■ What you should do: Pick every line from the data below that contains the string "Silver" and copy it.

■ Data for this task:
▼

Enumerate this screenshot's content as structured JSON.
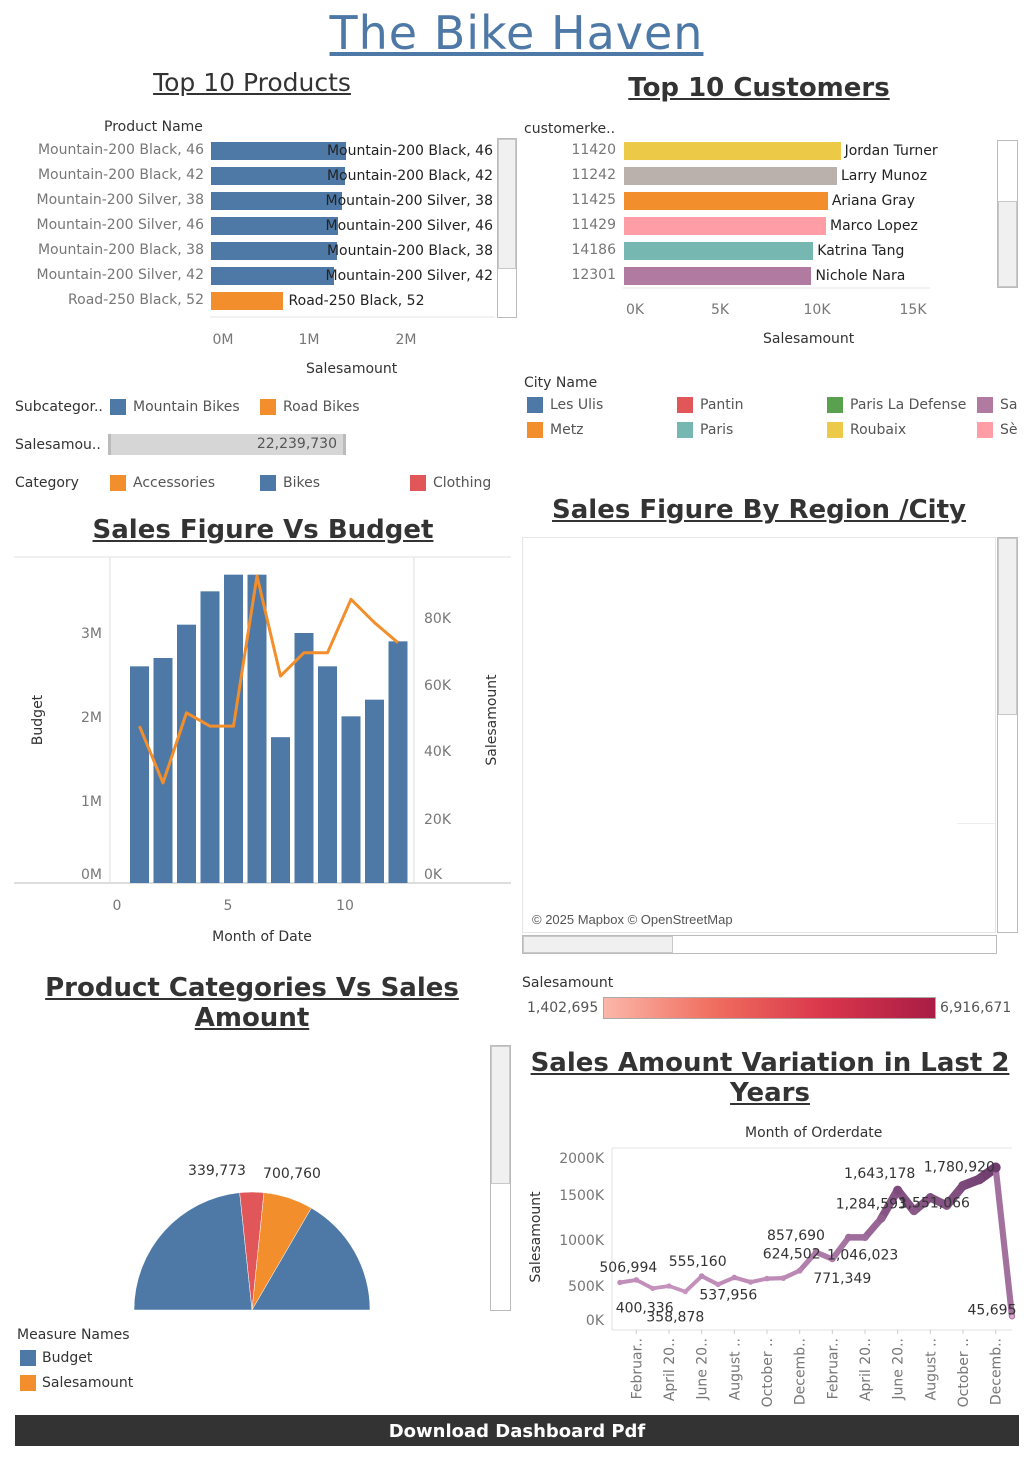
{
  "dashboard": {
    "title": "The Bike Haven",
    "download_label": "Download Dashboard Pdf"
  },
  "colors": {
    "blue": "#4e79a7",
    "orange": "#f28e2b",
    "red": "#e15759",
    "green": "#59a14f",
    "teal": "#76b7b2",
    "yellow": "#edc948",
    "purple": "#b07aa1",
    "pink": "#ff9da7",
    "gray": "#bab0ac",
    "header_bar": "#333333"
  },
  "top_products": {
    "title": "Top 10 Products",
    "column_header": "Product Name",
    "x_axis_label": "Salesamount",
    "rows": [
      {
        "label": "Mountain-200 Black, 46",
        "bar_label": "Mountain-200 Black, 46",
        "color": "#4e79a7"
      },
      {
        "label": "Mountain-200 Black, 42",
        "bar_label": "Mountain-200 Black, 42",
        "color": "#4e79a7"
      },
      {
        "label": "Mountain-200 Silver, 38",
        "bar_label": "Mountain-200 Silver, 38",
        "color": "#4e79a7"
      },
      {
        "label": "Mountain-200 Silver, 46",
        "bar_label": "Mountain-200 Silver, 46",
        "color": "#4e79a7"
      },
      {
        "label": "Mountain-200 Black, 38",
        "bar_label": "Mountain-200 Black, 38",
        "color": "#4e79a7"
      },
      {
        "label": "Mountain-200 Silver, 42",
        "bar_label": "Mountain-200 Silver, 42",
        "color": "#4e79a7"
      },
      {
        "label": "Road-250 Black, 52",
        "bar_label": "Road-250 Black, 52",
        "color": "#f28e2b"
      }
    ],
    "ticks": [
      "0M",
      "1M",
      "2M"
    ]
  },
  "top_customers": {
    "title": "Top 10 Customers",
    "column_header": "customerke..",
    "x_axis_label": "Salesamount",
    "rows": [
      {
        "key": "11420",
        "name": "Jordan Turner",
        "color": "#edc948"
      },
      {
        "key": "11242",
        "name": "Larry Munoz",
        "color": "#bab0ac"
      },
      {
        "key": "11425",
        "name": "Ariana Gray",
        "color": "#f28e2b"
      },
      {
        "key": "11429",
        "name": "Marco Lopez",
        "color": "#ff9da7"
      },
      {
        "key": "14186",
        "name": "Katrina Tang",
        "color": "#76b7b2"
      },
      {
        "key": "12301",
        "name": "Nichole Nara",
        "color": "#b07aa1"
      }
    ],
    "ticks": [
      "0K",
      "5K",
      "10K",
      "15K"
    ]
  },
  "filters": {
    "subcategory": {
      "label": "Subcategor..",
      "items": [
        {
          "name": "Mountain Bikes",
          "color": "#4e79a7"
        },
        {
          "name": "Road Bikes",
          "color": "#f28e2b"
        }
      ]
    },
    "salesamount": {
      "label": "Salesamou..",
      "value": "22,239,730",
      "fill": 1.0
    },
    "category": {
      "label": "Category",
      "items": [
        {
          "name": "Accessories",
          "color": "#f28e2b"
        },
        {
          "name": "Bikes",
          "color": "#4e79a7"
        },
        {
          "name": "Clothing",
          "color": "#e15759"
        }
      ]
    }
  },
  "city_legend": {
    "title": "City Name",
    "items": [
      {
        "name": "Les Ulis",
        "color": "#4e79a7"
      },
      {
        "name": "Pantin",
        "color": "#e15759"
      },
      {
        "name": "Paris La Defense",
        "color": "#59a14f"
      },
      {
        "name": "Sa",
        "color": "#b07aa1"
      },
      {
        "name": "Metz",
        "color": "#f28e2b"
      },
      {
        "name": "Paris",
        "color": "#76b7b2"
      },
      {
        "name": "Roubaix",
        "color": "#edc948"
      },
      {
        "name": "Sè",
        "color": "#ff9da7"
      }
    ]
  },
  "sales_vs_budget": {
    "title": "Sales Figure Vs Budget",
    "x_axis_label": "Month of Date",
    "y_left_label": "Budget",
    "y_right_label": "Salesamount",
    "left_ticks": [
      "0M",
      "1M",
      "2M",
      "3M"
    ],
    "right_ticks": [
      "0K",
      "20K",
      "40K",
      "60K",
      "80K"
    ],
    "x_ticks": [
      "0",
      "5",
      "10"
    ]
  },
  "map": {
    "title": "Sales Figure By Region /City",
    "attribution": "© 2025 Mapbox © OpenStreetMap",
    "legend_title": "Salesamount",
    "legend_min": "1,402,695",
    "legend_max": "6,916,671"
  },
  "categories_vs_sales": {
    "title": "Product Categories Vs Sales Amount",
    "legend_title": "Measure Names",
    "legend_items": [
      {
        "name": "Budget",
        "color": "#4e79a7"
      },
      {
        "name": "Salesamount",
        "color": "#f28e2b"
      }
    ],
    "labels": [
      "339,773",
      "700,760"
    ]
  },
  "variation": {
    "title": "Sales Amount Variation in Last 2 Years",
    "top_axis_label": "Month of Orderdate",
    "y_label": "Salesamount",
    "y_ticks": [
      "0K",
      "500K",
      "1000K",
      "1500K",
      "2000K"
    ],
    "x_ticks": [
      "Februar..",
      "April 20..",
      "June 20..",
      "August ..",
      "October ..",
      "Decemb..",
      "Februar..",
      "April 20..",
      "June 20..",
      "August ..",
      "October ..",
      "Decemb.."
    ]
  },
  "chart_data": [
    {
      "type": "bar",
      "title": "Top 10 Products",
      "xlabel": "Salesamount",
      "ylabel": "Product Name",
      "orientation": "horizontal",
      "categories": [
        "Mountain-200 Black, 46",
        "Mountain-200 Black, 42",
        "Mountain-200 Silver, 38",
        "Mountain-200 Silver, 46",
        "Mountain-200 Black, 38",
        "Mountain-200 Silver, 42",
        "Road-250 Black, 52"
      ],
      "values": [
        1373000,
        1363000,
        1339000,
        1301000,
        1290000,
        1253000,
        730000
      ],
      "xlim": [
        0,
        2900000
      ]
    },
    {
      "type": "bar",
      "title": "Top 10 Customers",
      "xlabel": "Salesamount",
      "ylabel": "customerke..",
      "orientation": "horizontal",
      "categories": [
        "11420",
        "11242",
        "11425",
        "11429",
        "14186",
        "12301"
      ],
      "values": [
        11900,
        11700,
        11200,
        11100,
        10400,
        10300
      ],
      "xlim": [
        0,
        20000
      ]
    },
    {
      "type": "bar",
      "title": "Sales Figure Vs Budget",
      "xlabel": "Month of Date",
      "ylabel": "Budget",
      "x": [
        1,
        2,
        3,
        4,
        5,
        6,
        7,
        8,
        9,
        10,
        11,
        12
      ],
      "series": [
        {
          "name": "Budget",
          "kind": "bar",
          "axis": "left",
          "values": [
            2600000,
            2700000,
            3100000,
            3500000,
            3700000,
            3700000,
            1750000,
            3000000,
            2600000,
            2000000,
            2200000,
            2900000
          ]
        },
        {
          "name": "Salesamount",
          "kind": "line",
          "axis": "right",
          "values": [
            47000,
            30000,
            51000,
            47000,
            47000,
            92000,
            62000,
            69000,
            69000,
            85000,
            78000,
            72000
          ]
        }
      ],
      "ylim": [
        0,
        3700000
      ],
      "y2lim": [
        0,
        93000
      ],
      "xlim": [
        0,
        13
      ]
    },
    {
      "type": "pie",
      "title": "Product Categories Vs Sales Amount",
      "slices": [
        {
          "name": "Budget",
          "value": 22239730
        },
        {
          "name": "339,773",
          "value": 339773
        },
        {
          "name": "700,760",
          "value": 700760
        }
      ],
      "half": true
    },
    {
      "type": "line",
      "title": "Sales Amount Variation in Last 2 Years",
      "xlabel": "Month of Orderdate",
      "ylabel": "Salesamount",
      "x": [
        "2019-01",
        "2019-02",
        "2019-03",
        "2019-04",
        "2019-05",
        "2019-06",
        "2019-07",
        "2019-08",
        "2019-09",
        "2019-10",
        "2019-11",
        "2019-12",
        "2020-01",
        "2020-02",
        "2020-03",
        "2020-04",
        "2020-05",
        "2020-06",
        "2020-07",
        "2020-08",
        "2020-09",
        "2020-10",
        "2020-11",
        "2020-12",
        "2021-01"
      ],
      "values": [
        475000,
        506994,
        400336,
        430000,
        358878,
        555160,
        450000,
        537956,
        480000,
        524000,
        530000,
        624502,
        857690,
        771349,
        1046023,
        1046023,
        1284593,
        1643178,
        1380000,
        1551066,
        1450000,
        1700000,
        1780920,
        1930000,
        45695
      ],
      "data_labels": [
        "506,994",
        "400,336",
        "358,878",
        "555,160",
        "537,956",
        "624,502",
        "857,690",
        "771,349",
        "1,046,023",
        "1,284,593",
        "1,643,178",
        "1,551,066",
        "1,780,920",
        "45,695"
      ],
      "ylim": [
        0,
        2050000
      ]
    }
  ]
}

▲

■ Task result:
        "label": "Mountain-200 Silver, 38",
        "bar_label": "Mountain-200 Silver, 38",
        "label": "Mountain-200 Silver, 46",
        "bar_label": "Mountain-200 Silver, 46",
        "label": "Mountain-200 Silver, 42",
        "bar_label": "Mountain-200 Silver, 42",
        "Mountain-200 Silver, 38",
        "Mountain-200 Silver, 46",
        "Mountain-200 Silver, 42",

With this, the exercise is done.